VIVID Projects are currently showing an exhibition of art by Donald Rodney, an artist from Smethwick who pioneered the use of technology in art in the Eighties and Nineties. Rodney suffered from sickle cell anaemia, a condition that would send him in and out of hospital for most of his life, eventually killing him in 1998. The first artwork encountered when entering the gallery, Autoicon, delves into this life history through various records and archival materials related to the artist, surfaced through a digital search interface (a ground-breaking novelty at the time). A film showing interviews of others affected by sickle cell anaemia is also included, with a search interface giving access to their thoughts and experiences in the same manner as the Autoicon.
Sickle cell anaemia often leaves sufferers temporarily or permanently requiring a wheelchair, and Rodney was no exception to this. His experience of sometimes needing assistance getting around led him to create Psalms, a modified wheelchair programmed to move autonomously. This artwork was created a full five years before the first Roomba models became available, demonstrating the forward-thinking nature of the work created by Rodney and his collaborators, including the technologist Mike Philips. Two lightboxes showing key moments in the history of black sport point to Rodney’s participation as a founding member in the Blk Arts Group, which brought race relations to the fore in British art of the Eighties.
The work that left perhaps the strongest impression on me was the one Rodney made with Rose Finn-Kelcey, entitled Truth Dare, Double Dare. Invited to collaborate for an exhibition at Ikon Gallery in 1994, the pair spent several months attempting to make an artwork that was genuinely collaborative and respected both their positions. In the end, they exhibited an audio piece in which each artist in turn describes the frustrations they experienced in working together, and the thoughts and judgements they found themselves making about each other.

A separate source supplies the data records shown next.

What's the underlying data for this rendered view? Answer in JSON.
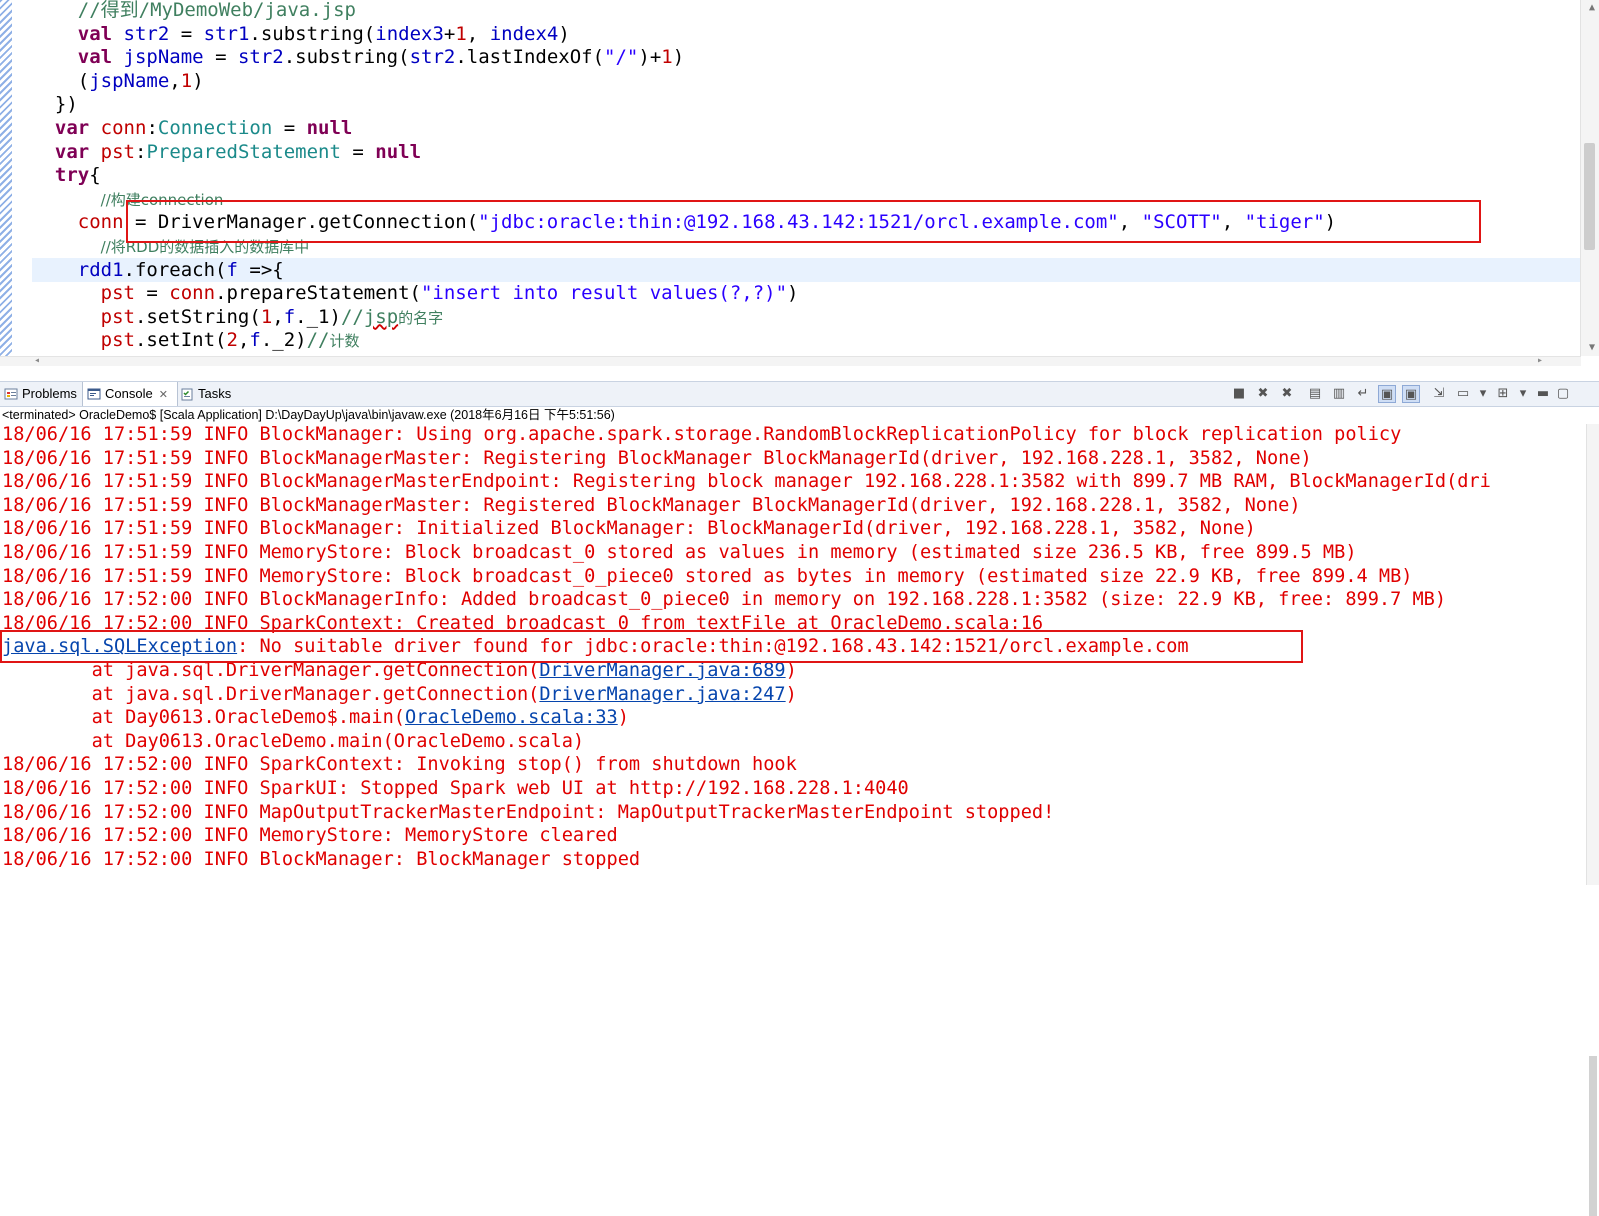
{
  "editor": {
    "lines": [
      {
        "segments": [
          {
            "t": "    "
          },
          {
            "t": "//得到/MyDemoWeb/java.jsp",
            "c": "cm"
          }
        ]
      },
      {
        "segments": [
          {
            "t": "    "
          },
          {
            "t": "val",
            "c": "kw"
          },
          {
            "t": " "
          },
          {
            "t": "str2",
            "c": "var"
          },
          {
            "t": " = "
          },
          {
            "t": "str1",
            "c": "var"
          },
          {
            "t": ".substring("
          },
          {
            "t": "index3",
            "c": "var"
          },
          {
            "t": "+"
          },
          {
            "t": "1",
            "c": "num"
          },
          {
            "t": ", "
          },
          {
            "t": "index4",
            "c": "var"
          },
          {
            "t": ")"
          }
        ]
      },
      {
        "segments": [
          {
            "t": "    "
          },
          {
            "t": "val",
            "c": "kw"
          },
          {
            "t": " "
          },
          {
            "t": "jspName",
            "c": "var"
          },
          {
            "t": " = "
          },
          {
            "t": "str2",
            "c": "var"
          },
          {
            "t": ".substring("
          },
          {
            "t": "str2",
            "c": "var"
          },
          {
            "t": ".lastIndexOf("
          },
          {
            "t": "\"/\"",
            "c": "str"
          },
          {
            "t": ")+"
          },
          {
            "t": "1",
            "c": "num"
          },
          {
            "t": ")"
          }
        ]
      },
      {
        "segments": [
          {
            "t": "    ("
          },
          {
            "t": "jspName",
            "c": "var"
          },
          {
            "t": ","
          },
          {
            "t": "1",
            "c": "num"
          },
          {
            "t": ")"
          }
        ]
      },
      {
        "segments": [
          {
            "t": "  })"
          }
        ]
      },
      {
        "segments": [
          {
            "t": "  "
          },
          {
            "t": "var",
            "c": "kw"
          },
          {
            "t": " "
          },
          {
            "t": "conn",
            "c": "num"
          },
          {
            "t": ":"
          },
          {
            "t": "Connection",
            "c": "tp"
          },
          {
            "t": " = "
          },
          {
            "t": "null",
            "c": "kw"
          }
        ]
      },
      {
        "segments": [
          {
            "t": "  "
          },
          {
            "t": "var",
            "c": "kw"
          },
          {
            "t": " "
          },
          {
            "t": "pst",
            "c": "num"
          },
          {
            "t": ":"
          },
          {
            "t": "PreparedStatement",
            "c": "tp"
          },
          {
            "t": " = "
          },
          {
            "t": "null",
            "c": "kw"
          }
        ]
      },
      {
        "segments": [
          {
            "t": "  "
          },
          {
            "t": "try",
            "c": "kw"
          },
          {
            "t": "{"
          }
        ]
      },
      {
        "segments": [
          {
            "t": "      "
          },
          {
            "t": "//构建connection",
            "c": "cmz"
          }
        ]
      },
      {
        "segments": [
          {
            "t": "    "
          },
          {
            "t": "conn",
            "c": "num"
          },
          {
            "t": " = DriverManager.getConnection("
          },
          {
            "t": "\"jdbc:oracle:thin:@192.168.43.142:1521/orcl.example.com\"",
            "c": "str"
          },
          {
            "t": ", "
          },
          {
            "t": "\"SCOTT\"",
            "c": "str"
          },
          {
            "t": ", "
          },
          {
            "t": "\"tiger\"",
            "c": "str"
          },
          {
            "t": ")"
          }
        ]
      },
      {
        "segments": [
          {
            "t": "      "
          },
          {
            "t": "//将RDD的数据插入的数据库中",
            "c": "cmz"
          }
        ]
      },
      {
        "current": true,
        "segments": [
          {
            "t": "    "
          },
          {
            "t": "rdd1",
            "c": "var"
          },
          {
            "t": ".foreach("
          },
          {
            "t": "f",
            "c": "var"
          },
          {
            "t": " =>{"
          }
        ]
      },
      {
        "segments": [
          {
            "t": "      "
          },
          {
            "t": "pst",
            "c": "num"
          },
          {
            "t": " = "
          },
          {
            "t": "conn",
            "c": "num"
          },
          {
            "t": ".prepareStatement("
          },
          {
            "t": "\"insert into result values(?,?)\"",
            "c": "str"
          },
          {
            "t": ")"
          }
        ]
      },
      {
        "segments": [
          {
            "t": "      "
          },
          {
            "t": "pst",
            "c": "num"
          },
          {
            "t": ".setString("
          },
          {
            "t": "1",
            "c": "num"
          },
          {
            "t": ","
          },
          {
            "t": "f",
            "c": "var"
          },
          {
            "t": "._1)"
          },
          {
            "t": "//",
            "c": "cm"
          },
          {
            "t": "jsp",
            "c": "cm sq"
          },
          {
            "t": "的名字",
            "c": "cmz"
          }
        ]
      },
      {
        "segments": [
          {
            "t": "      "
          },
          {
            "t": "pst",
            "c": "num"
          },
          {
            "t": ".setInt("
          },
          {
            "t": "2",
            "c": "num"
          },
          {
            "t": ","
          },
          {
            "t": "f",
            "c": "var"
          },
          {
            "t": "._2)"
          },
          {
            "t": "//",
            "c": "cm"
          },
          {
            "t": "计数",
            "c": "cmz"
          }
        ]
      }
    ]
  },
  "tabs": [
    {
      "label": "Problems",
      "icon": "problems-icon",
      "active": false
    },
    {
      "label": "Console",
      "icon": "console-icon",
      "active": true,
      "close": "✕"
    },
    {
      "label": "Tasks",
      "icon": "tasks-icon",
      "active": false
    }
  ],
  "toolbar": [
    {
      "icon": "terminate-icon",
      "glyph": "■"
    },
    {
      "icon": "remove-launch-icon",
      "glyph": "✖"
    },
    {
      "icon": "remove-all-terminated-icon",
      "glyph": "✖"
    },
    {
      "icon": "clear-console-icon",
      "glyph": "▤"
    },
    {
      "icon": "scroll-lock-icon",
      "glyph": "▥"
    },
    {
      "icon": "word-wrap-icon",
      "glyph": "↵"
    },
    {
      "icon": "show-on-stdout-icon",
      "glyph": "▣",
      "pressed": true
    },
    {
      "icon": "show-on-stderr-icon",
      "glyph": "▣",
      "pressed": true
    },
    {
      "icon": "pin-console-icon",
      "glyph": "⇲"
    },
    {
      "icon": "display-console-icon",
      "glyph": "▭"
    },
    {
      "icon": "display-console-menu-icon",
      "glyph": "▾"
    },
    {
      "icon": "open-console-icon",
      "glyph": "⊞"
    },
    {
      "icon": "open-console-menu-icon",
      "glyph": "▾"
    },
    {
      "icon": "minimize-icon",
      "glyph": "▬"
    },
    {
      "icon": "maximize-icon",
      "glyph": "▢"
    }
  ],
  "colors": {
    "error_text": "#e00000",
    "link": "#0645ad",
    "highlight_box": "#e01515",
    "current_line": "#e8f2fe"
  },
  "console": {
    "header": "<terminated> OracleDemo$ [Scala Application] D:\\DayDayUp\\java\\bin\\javaw.exe (2018年6月16日 下午5:51:56)",
    "lines": [
      {
        "segments": [
          {
            "t": "18/06/16 17:51:59 INFO BlockManager: Using org.apache.spark.storage.RandomBlockReplicationPolicy for block replication policy"
          }
        ]
      },
      {
        "segments": [
          {
            "t": "18/06/16 17:51:59 INFO BlockManagerMaster: Registering BlockManager BlockManagerId(driver, 192.168.228.1, 3582, None)"
          }
        ]
      },
      {
        "segments": [
          {
            "t": "18/06/16 17:51:59 INFO BlockManagerMasterEndpoint: Registering block manager 192.168.228.1:3582 with 899.7 MB RAM, BlockManagerId(dri"
          }
        ]
      },
      {
        "segments": [
          {
            "t": "18/06/16 17:51:59 INFO BlockManagerMaster: Registered BlockManager BlockManagerId(driver, 192.168.228.1, 3582, None)"
          }
        ]
      },
      {
        "segments": [
          {
            "t": "18/06/16 17:51:59 INFO BlockManager: Initialized BlockManager: BlockManagerId(driver, 192.168.228.1, 3582, None)"
          }
        ]
      },
      {
        "segments": [
          {
            "t": "18/06/16 17:51:59 INFO MemoryStore: Block broadcast_0 stored as values in memory (estimated size 236.5 KB, free 899.5 MB)"
          }
        ]
      },
      {
        "segments": [
          {
            "t": "18/06/16 17:51:59 INFO MemoryStore: Block broadcast_0_piece0 stored as bytes in memory (estimated size 22.9 KB, free 899.4 MB)"
          }
        ]
      },
      {
        "segments": [
          {
            "t": "18/06/16 17:52:00 INFO BlockManagerInfo: Added broadcast_0_piece0 in memory on 192.168.228.1:3582 (size: 22.9 KB, free: 899.7 MB)"
          }
        ]
      },
      {
        "segments": [
          {
            "t": "18/06/16 17:52:00 INFO SparkContext: Created broadcast 0 from textFile at OracleDemo.scala:16"
          }
        ]
      },
      {
        "segments": [
          {
            "t": "java.sql.SQLException",
            "link": true
          },
          {
            "t": ": No suitable driver found for jdbc:oracle:thin:@192.168.43.142:1521/orcl.example.com"
          }
        ]
      },
      {
        "segments": [
          {
            "t": "\tat java.sql.DriverManager.getConnection("
          },
          {
            "t": "DriverManager.java:689",
            "link": true
          },
          {
            "t": ")"
          }
        ]
      },
      {
        "segments": [
          {
            "t": "\tat java.sql.DriverManager.getConnection("
          },
          {
            "t": "DriverManager.java:247",
            "link": true
          },
          {
            "t": ")"
          }
        ]
      },
      {
        "segments": [
          {
            "t": "\tat Day0613.OracleDemo$.main("
          },
          {
            "t": "OracleDemo.scala:33",
            "link": true
          },
          {
            "t": ")"
          }
        ]
      },
      {
        "segments": [
          {
            "t": "\tat Day0613.OracleDemo.main(OracleDemo.scala)"
          }
        ]
      },
      {
        "segments": [
          {
            "t": "18/06/16 17:52:00 INFO SparkContext: Invoking stop() from shutdown hook"
          }
        ]
      },
      {
        "segments": [
          {
            "t": "18/06/16 17:52:00 INFO SparkUI: Stopped Spark web UI at http://192.168.228.1:4040"
          }
        ]
      },
      {
        "segments": [
          {
            "t": "18/06/16 17:52:00 INFO MapOutputTrackerMasterEndpoint: MapOutputTrackerMasterEndpoint stopped!"
          }
        ]
      },
      {
        "segments": [
          {
            "t": "18/06/16 17:52:00 INFO MemoryStore: MemoryStore cleared"
          }
        ]
      },
      {
        "segments": [
          {
            "t": "18/06/16 17:52:00 INFO BlockManager: BlockManager stopped"
          }
        ]
      }
    ]
  }
}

It’s a very brave work, peeling back layers of civility and politeness to examine the defence mechanisms and points of resistance that so often come in to play, consciously or subconsciously, whenever two people are drawn into a relationship of personal or professional intimacy. It’s a sharp reminder of how, as the stakes increase, trust becomes that much more valuable and costly.
Reimagining Donald Rodney is on show at VIVID Projects, Birmingham until 5 November.